Radiographs reveal dense stripes parallel to the growth plate, an appearance that has been termed zebra lines. Dense metaphyseal bands tend to occur in patients treated continuously, while thin bands tend to occur in patients treated intermittently. In addition, patients treated intermittently tend to have increased bone density, increased growth, and decreased number of fractures.
The sclerotic bands correspond to decreased osteoclastic activity during drug administration, and the spaces between the bands corresponds to resumption of osteoclastic activity and linear growth of bone between treatments. With time (3-4 years), these dense bands become less distinct and eventually disappear into the diaphysis.
While similar to Harris growth arrest lines, zebra lines tend to be more widespread in epiphyseal, apophyseal, and metaphyseal regions of all growing bones. Growth arrest lines, on the other hand, are seen in the metaphyses of rapidly growing bones (e.g., distal femur, proximal and distal tibia, and proximal humerus) and may be limited to a single bone (e.g., following a major fracture).
- Al Muderis M, Azzopardi T, Cundy P. Zebra lines of pamidronate therapy in children.
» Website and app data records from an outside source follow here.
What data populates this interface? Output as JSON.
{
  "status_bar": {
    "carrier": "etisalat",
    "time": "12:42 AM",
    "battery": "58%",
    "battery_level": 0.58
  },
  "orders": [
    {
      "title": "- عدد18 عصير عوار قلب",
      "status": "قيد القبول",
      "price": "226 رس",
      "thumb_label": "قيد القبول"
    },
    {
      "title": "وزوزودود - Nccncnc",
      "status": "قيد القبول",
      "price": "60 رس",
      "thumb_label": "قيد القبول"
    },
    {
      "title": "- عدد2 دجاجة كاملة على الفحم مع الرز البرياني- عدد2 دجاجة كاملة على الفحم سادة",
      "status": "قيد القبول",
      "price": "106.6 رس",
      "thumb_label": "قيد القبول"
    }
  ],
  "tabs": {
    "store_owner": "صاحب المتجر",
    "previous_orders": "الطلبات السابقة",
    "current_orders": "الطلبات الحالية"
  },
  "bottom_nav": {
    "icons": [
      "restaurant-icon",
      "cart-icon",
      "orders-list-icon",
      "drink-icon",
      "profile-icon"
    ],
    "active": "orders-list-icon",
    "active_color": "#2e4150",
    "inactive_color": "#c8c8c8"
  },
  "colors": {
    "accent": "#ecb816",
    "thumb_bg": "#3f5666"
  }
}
J Bone Joint Surg Am. 2007 Jul;89(7):1511-6.
- Grissom LE, Harcke HT. Radiographic features of bisphosphonate therapy in pediatric patients. Pediatr Radiol. 2003 Apr;33(4):226-9.